About a year before this, Congress had given Hiram Powers a commission to model a colossal statue of America for the Capitol at Washington. This he had done, and the committee in charge accepted his design — Hawthorne also writes admiringly of it — but it was also necessary to receive the approval of the President, and this Buchanan with his peculiar obstinacy refused to give. Powers was left without compensation for a whole year of arduous labor, and Hawthorne for once was thoroughly indignant. He wrote in his diary:

“I wish our great Republic had the spirit to do as much, according to its vast means, as Florence did for sculpture and architecture when it was a republic. . . . And yet the less we attempt to do for art the better, if our future attempts are to have no better result than such brazen troopers as the equestrian statue of General Jackson, or even such naked respectabilities as Greeneough’s Washington.”

Perhaps Powers’ “America” was a fortunate escape, and yet it does not seem right that any enlightened government should set such a pitfall for honest men to stumble into. There certainly ought to be some compensation in such cases. The experience of history hitherto has been that, whereas painting and literature have nourished under all forms of government, sculpture has only attained its highest excellence in republics like Athens, Rhodes, Florence, and Nuremberg; so that upon this line of argument there is good hope for America in the future.

101 Italian Note-book.

102 Mrs. Lathrop, 406.

103 As Hawthorne did not prepare his diary for publication, it would not be fair to hold him responsible for the many instances of bad Italian in the Note-book, which ought to have been edited by some one who knew the language.

104 Italian Note-book, June 13, 1858.

105 Italian Note-book, ii. 15.

106 “The Marble Faun.”

107 J. Hawthorne, i. 31.

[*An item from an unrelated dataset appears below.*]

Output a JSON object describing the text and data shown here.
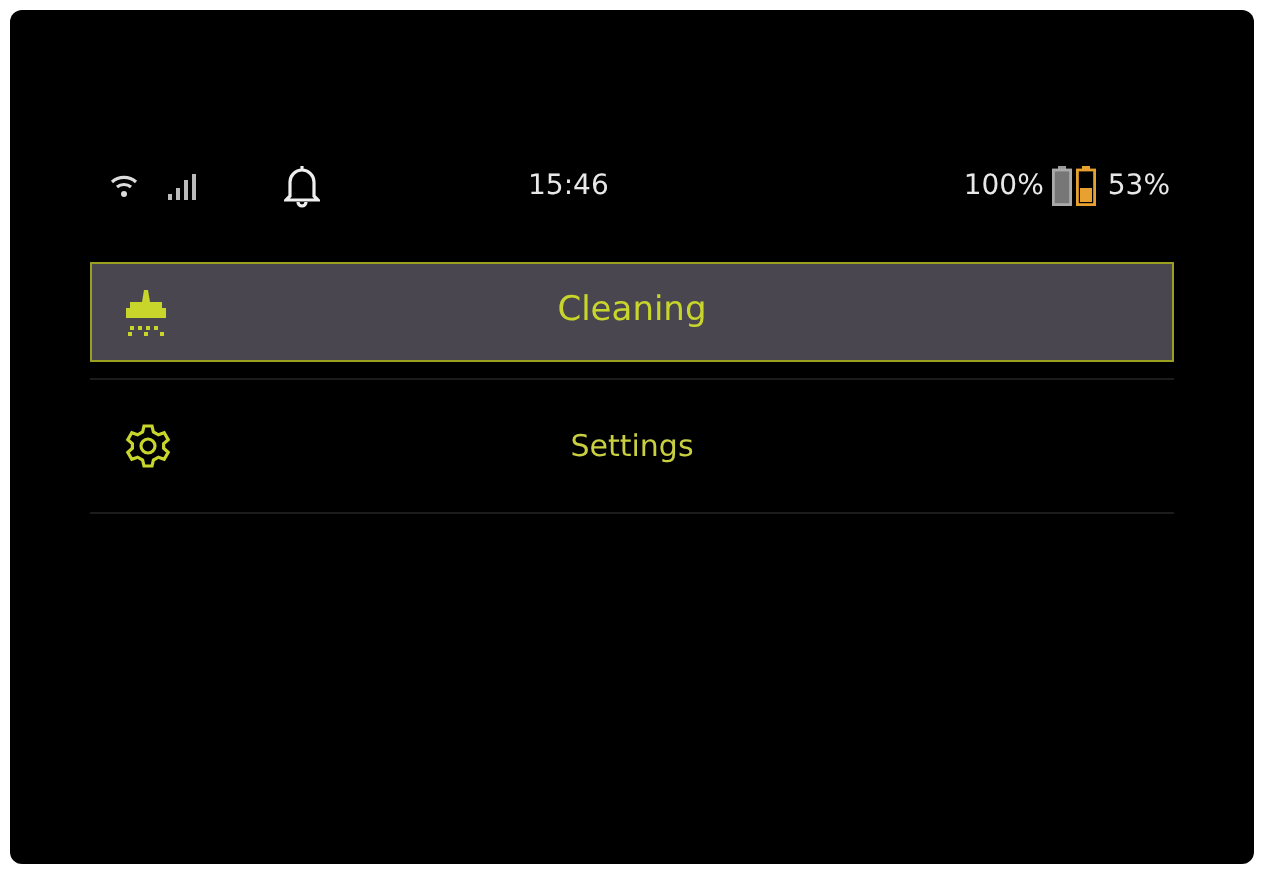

108 Italian Note-book.

http://ebooks.adelaide.edu.au/h/hawthorne/nathaniel/stearns/chapter14.html

Last updated Saturday, March 1, 2014 at 20:38